> _Try it_: Search the entries below for the string "arrow" and copy the lines that hold it.

____ Supplied records

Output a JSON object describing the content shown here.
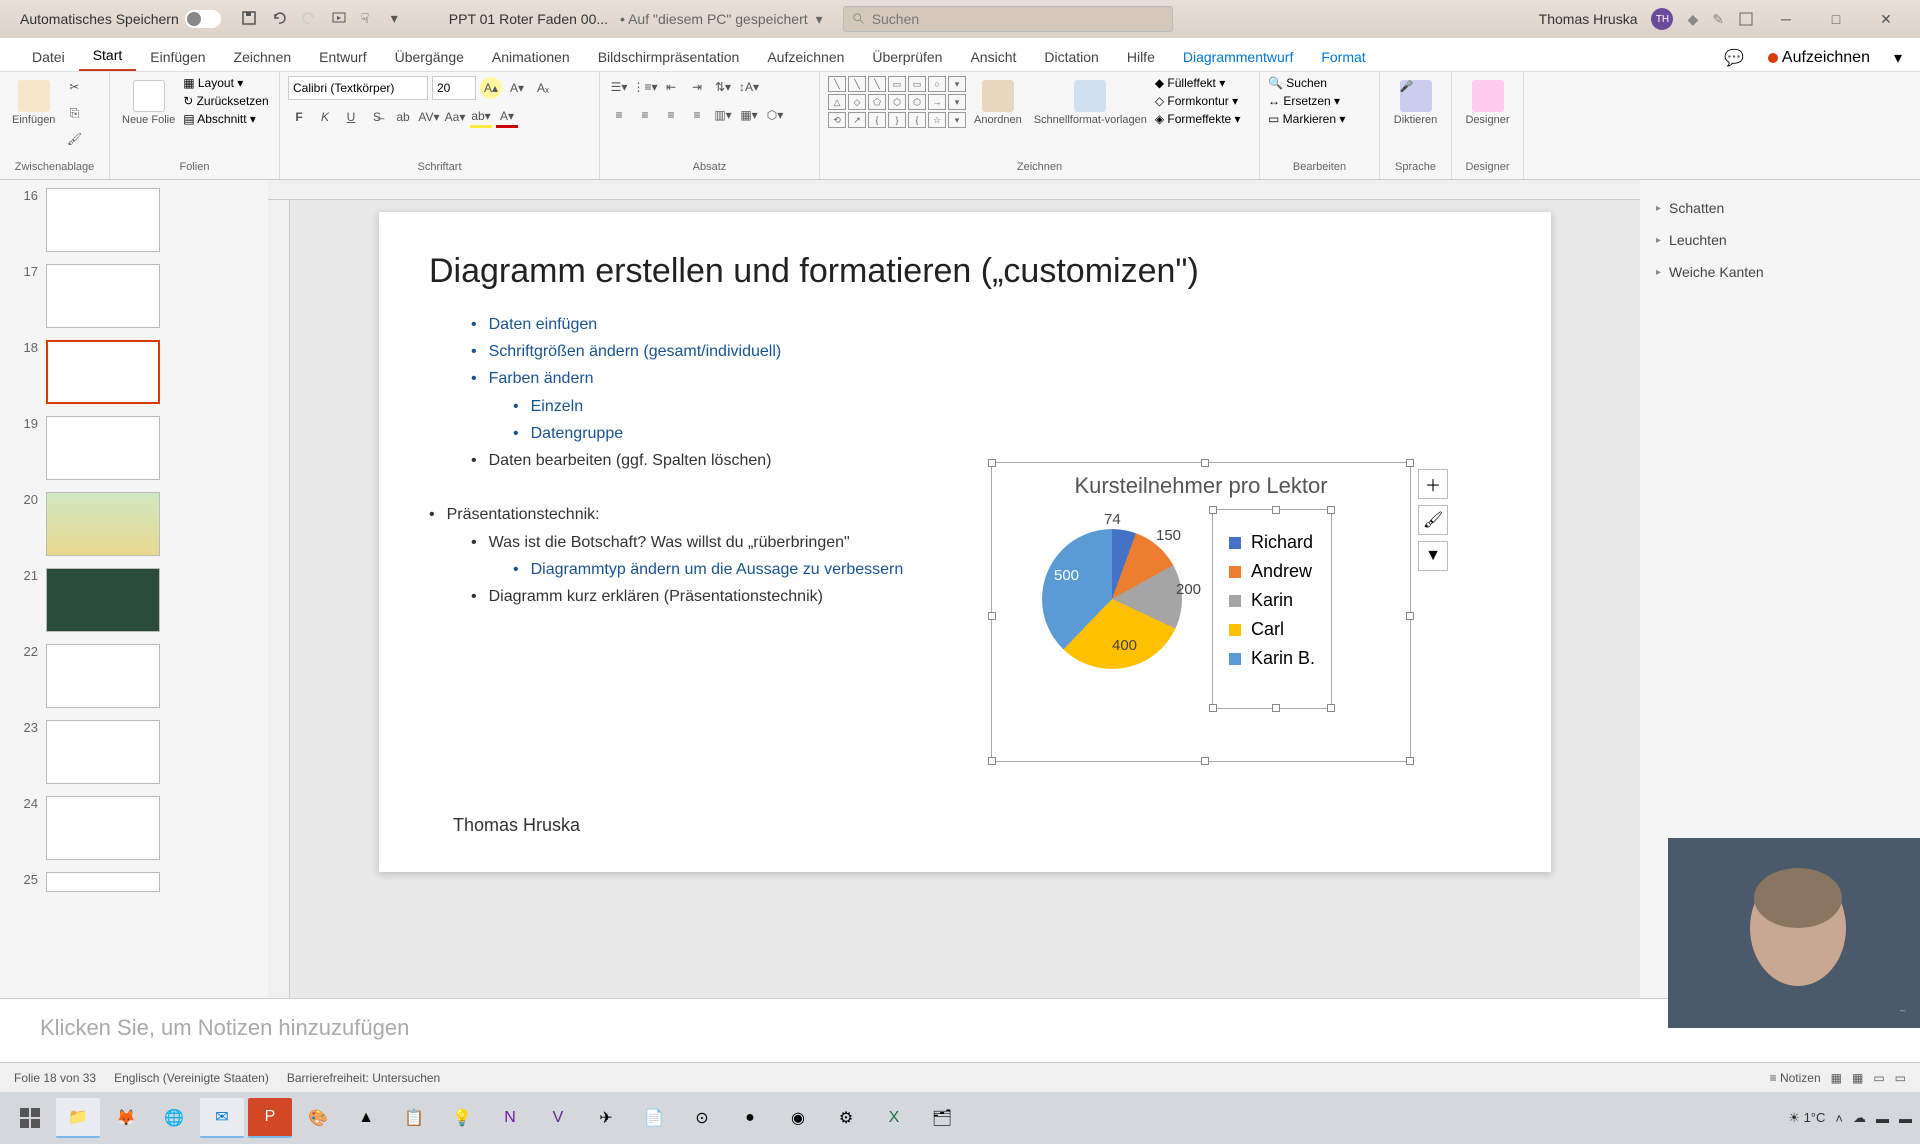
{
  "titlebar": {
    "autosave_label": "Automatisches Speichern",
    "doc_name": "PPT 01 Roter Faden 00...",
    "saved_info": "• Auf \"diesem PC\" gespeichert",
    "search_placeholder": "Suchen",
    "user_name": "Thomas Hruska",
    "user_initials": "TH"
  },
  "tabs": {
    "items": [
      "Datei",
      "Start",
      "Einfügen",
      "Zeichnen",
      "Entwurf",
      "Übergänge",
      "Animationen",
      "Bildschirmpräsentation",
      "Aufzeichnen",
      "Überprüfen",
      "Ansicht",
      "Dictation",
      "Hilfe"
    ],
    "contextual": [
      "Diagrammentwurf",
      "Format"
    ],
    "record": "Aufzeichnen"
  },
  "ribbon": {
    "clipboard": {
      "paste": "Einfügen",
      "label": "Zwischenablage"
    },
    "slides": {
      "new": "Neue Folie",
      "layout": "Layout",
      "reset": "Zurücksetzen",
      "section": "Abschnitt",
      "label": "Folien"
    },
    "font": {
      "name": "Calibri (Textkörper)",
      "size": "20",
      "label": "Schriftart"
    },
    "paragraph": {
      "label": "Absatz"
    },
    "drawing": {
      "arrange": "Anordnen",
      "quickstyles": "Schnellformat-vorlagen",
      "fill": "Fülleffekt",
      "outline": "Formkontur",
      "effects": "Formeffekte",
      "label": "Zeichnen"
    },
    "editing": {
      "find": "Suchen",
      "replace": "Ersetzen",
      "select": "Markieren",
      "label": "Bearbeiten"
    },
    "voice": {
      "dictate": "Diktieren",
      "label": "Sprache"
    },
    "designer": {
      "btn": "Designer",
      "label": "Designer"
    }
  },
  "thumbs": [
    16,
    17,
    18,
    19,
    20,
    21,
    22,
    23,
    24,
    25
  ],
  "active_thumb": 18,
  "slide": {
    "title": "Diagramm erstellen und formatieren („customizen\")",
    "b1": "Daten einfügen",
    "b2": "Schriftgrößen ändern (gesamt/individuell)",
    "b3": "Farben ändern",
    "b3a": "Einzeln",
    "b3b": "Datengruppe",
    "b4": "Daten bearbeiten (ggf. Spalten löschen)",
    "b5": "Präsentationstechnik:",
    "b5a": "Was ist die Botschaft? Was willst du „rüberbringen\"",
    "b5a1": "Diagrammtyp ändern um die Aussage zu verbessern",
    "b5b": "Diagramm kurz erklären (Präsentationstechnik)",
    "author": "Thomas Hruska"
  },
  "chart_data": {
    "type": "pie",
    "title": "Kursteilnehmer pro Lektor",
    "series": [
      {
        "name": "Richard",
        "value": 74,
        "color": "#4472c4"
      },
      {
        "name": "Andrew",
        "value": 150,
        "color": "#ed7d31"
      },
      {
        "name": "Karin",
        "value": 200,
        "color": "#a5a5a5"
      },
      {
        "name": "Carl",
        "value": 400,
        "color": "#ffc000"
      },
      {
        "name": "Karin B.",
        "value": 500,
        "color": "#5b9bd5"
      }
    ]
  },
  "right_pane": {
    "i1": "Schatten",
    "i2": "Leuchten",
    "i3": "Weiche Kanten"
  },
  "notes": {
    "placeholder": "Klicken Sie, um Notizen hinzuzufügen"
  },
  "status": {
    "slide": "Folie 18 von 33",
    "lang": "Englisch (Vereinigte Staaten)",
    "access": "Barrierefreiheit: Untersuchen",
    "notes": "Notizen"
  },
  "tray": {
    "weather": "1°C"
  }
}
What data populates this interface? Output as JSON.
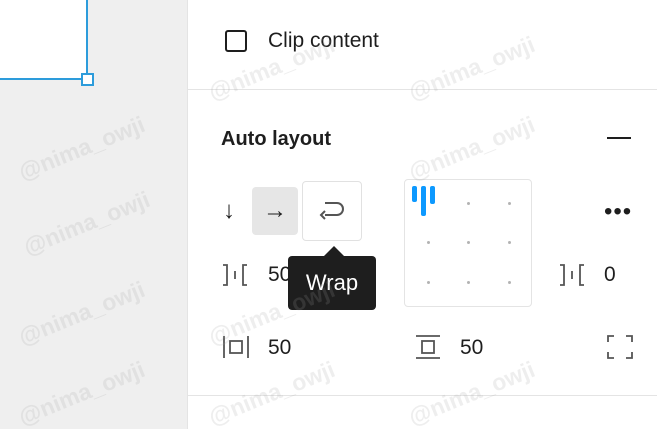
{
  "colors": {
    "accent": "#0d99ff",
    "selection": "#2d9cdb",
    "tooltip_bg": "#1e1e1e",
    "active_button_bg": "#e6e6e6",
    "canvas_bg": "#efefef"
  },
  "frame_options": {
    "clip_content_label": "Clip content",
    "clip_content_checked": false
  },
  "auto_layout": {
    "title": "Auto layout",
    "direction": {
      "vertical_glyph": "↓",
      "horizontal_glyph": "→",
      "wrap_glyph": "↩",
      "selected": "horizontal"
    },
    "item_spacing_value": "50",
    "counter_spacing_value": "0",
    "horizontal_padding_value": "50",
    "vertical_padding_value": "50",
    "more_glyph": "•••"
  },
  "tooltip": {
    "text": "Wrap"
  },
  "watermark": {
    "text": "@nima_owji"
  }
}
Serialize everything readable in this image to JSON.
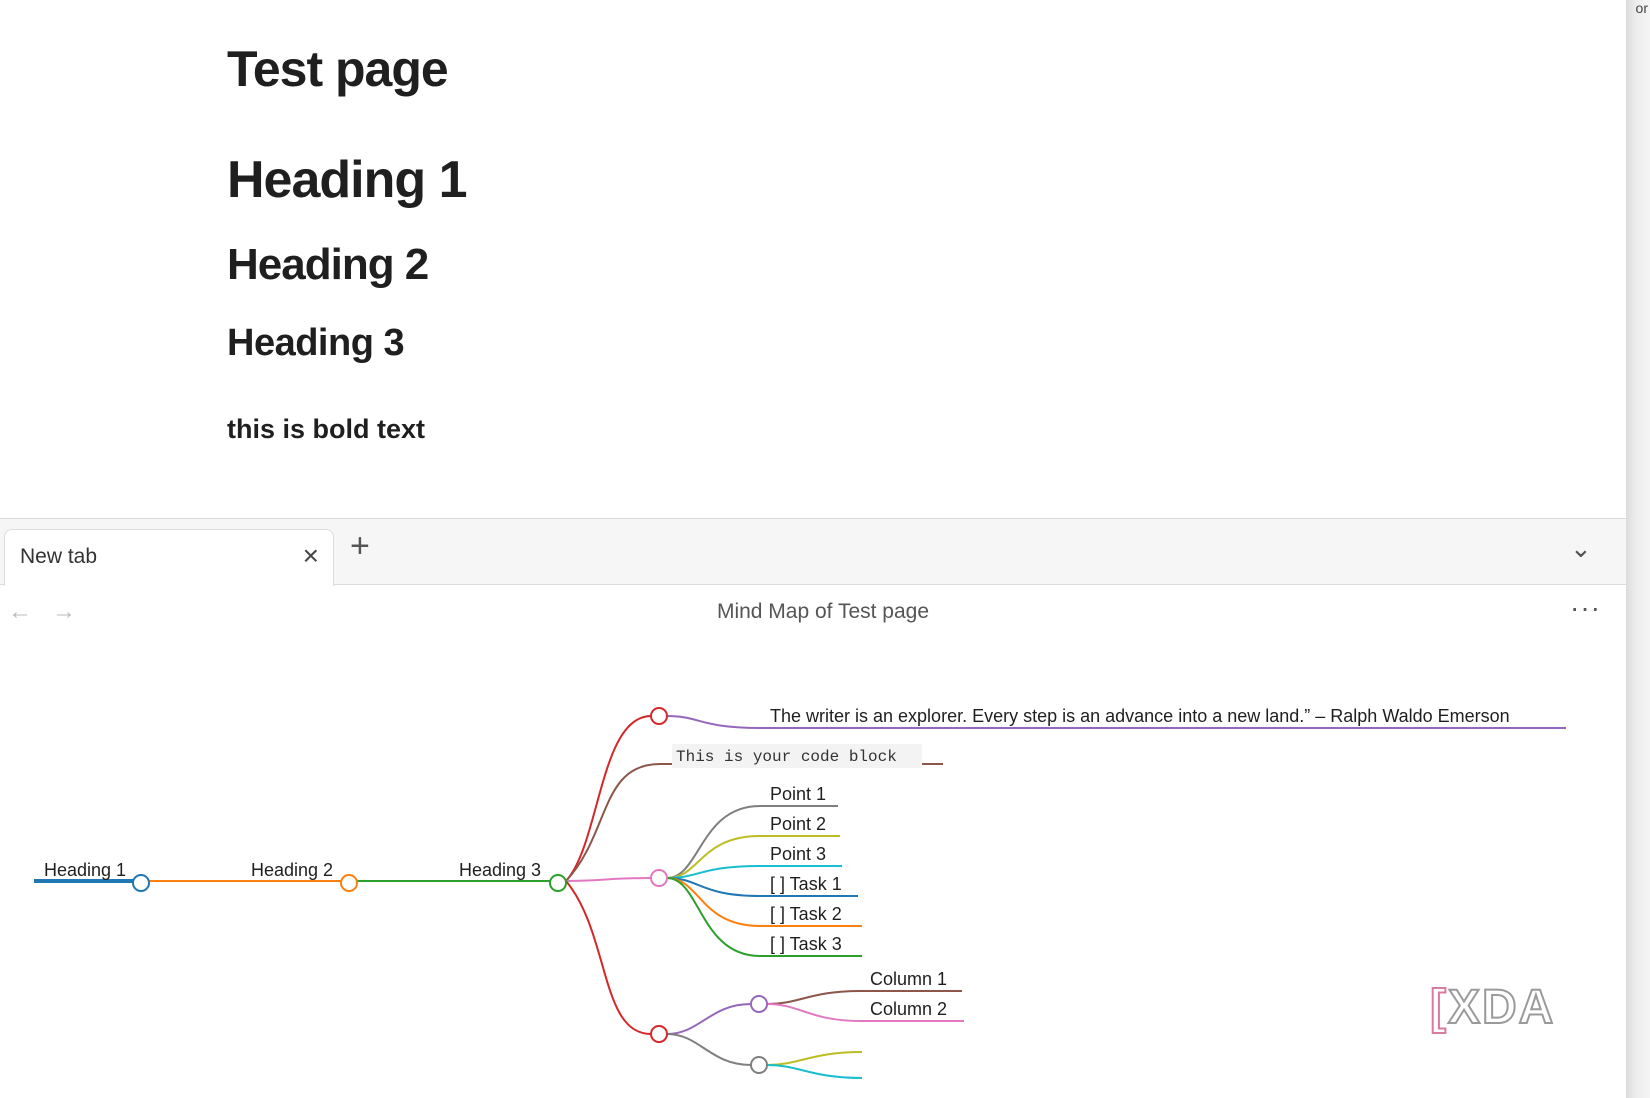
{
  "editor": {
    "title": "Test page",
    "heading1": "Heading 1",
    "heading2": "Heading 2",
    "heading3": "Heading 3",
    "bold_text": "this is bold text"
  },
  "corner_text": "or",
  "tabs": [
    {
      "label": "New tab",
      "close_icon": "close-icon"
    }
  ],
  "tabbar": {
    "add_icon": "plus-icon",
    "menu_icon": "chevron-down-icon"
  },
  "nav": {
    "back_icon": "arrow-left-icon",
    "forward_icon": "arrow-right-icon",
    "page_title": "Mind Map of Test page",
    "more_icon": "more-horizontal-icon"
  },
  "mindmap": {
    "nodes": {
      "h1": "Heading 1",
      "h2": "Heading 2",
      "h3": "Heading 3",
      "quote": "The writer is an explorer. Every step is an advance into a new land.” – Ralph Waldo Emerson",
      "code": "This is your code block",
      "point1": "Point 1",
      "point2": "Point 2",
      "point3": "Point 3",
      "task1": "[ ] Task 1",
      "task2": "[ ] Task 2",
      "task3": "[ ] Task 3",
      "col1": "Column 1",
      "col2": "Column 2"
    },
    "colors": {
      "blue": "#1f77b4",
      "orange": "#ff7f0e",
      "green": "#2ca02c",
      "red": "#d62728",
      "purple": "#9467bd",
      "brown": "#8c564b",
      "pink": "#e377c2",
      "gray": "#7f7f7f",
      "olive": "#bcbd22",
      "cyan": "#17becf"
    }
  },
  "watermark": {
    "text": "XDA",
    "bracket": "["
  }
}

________

> _Solution to this exercise_:
    "back_icon": "arrow-left-icon",
    "forward_icon": "arrow-right-icon",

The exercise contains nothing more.